Arnold, Paul S. Amos professor of Old Testament interpretation at Asbury Theological Seminary, has added to the burgeoning literature on Genesis. While following the general layouts and approaches characteristic of the commentary genre, Arnold’s work emphasizes the newer literary-critical methods that focus on the rhetoric and narrative features and the figures of speech of the existing text.
In addressing the nature of that text and how it reached its present form, he operates from a moderate historical-critical stance that sees little if any evidence of a Mosaic hand at work in the Book of Genesis or even in the Pentateuch as a whole. Thus (with many modern scholars) he cavalierly dismisses more than three thousand years of Judeo-Christian consensus on the questions of authorship, date, and composition. His position in his commentary is perhaps best summarized in his response to a question raised in the blogsite of his Asbury colleague Ben Witherington: “I argue that what we have in Genesis is a carefully crafted and edited final product, comprised of the following earlier sources. First, an old Israelite epic narrative, which is among the earliest written texts of ancient Israel, and may roughly be understood as similar to source-critical definitions of the J document. I am not in agreement with many today who date this epic late, and I also do not accept several other features of the Graf-Wellhausen definitions. Second, priestly materials typically identified by the siglum P. Against the Graf-Wellhausen JEDP theory, I see this material as pre-exilic based largely on impressive linguistic data presented in recent decades by Avi Hurvitz and others.
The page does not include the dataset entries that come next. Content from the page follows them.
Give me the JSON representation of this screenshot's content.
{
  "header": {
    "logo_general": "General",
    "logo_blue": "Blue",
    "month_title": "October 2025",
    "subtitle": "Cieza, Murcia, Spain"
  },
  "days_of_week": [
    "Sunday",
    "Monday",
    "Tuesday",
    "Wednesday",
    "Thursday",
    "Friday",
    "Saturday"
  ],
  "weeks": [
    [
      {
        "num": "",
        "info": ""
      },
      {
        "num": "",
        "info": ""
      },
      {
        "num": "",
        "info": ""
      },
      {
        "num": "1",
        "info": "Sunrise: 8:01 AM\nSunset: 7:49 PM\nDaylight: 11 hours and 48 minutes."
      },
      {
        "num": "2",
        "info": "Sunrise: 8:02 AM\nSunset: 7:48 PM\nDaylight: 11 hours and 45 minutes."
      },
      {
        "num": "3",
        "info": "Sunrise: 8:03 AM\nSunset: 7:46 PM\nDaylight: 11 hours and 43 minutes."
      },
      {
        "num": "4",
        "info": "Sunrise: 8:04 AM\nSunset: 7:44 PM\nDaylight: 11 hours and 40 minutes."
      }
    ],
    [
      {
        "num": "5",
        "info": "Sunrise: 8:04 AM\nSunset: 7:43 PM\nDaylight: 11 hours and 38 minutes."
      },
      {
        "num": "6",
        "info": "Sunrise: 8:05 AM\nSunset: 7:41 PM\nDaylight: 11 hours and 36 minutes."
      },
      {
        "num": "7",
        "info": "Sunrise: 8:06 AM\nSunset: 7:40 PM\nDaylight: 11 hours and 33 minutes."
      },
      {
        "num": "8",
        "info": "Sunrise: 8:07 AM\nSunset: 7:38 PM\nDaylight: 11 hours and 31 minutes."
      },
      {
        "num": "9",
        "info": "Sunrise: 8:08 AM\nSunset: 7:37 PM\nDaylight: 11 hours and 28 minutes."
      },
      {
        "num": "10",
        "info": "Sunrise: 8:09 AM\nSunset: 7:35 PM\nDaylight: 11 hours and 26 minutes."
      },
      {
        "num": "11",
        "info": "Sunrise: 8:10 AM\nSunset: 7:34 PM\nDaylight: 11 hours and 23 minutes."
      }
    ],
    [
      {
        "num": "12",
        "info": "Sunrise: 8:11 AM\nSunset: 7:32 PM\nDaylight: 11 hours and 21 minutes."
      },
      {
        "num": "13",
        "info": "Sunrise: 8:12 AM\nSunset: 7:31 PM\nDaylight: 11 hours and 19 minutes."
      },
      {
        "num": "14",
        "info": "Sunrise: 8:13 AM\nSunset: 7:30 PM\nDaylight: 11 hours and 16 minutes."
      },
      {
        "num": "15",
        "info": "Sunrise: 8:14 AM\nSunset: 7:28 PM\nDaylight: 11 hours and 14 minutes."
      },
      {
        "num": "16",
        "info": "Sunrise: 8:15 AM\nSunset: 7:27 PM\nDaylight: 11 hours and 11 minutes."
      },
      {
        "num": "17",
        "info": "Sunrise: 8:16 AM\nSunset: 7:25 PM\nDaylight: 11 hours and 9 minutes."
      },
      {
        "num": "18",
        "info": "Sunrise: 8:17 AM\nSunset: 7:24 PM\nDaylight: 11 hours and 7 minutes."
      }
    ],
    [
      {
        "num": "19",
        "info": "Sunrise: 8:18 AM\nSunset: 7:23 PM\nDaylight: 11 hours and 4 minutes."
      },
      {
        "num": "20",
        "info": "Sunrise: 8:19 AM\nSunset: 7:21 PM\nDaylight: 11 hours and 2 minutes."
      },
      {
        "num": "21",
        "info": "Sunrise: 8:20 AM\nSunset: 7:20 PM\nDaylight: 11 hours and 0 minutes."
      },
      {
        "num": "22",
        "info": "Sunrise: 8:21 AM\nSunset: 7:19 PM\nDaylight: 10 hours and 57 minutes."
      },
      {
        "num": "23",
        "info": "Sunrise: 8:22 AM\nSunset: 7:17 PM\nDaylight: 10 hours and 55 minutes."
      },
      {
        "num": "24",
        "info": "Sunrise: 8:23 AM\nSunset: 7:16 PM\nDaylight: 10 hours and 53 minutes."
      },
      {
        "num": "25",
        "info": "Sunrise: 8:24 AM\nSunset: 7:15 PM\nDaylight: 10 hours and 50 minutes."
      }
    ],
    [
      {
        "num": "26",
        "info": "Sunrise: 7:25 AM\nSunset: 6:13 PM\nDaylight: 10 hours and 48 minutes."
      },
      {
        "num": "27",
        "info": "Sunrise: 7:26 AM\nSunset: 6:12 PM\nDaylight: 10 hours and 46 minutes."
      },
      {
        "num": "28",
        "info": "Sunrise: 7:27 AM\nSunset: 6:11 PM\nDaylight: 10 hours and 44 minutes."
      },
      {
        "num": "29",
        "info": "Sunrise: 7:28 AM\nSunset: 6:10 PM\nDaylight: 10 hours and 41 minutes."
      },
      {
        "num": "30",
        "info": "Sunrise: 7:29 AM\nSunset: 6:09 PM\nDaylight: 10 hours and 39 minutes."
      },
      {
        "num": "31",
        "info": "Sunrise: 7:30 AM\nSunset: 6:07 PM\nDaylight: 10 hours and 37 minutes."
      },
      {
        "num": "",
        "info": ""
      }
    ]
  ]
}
Third, materials originating in a Holiness school distinct from other priestly materials, also of pre-exilic origins and assuming the earlier P traditions (which reverses the sequence of these sources in the JEDP theory). So I suppose for Genesis, that leaves us with JPH, instead of JEP.”
The significance of this assessment of the Genesis material goes far beyond questions of authorship and dating; indeed, it reaches to the very heart of biblical theological method and interpretation. The message of the book meant something quite different to a Mosaic audience than to any number of subsequent audiences that may have listened to the accumulating traditions that eventuated in the book as it is today. This of course is precisely why attention today is addressed not to ancient historical settings and to theories of composition of biblical texts but to literary analyses of these texts regardless of the processes by which they ultimately took final shape.
Arnold offers fresh ways of looking at the literature of Genesis. He clearly is abreast of the finest modern scholarship and is at his best when viewing the narratives of Genesis against the ancient Near Eastern background of which they are a part. He regularly features excerpts from the literature of surrounding nations by way of comparison and contrast or even suggestive of a common fund of tradition. With respect to certain critical and troublesome issues and passages (e.g., the age of the earth, the universality of the Flood, and the historicity of the account of Abram and Melchizedek in Genesis 14), Arnold is either silent or extremely cautious about committing himself one way or the other. This is not necessarily a negative evaluation because many of the conundrums of Genesis defy ready and easy solutions.
Serious students of Genesis cannot afford to ignore this important addition to the literature. One need not agree with a scholar’s presuppositions, methodology, or even interpretation of controversial texts to find his work beneficial. This commentary will enjoy frequent attention on the part of this reviewer.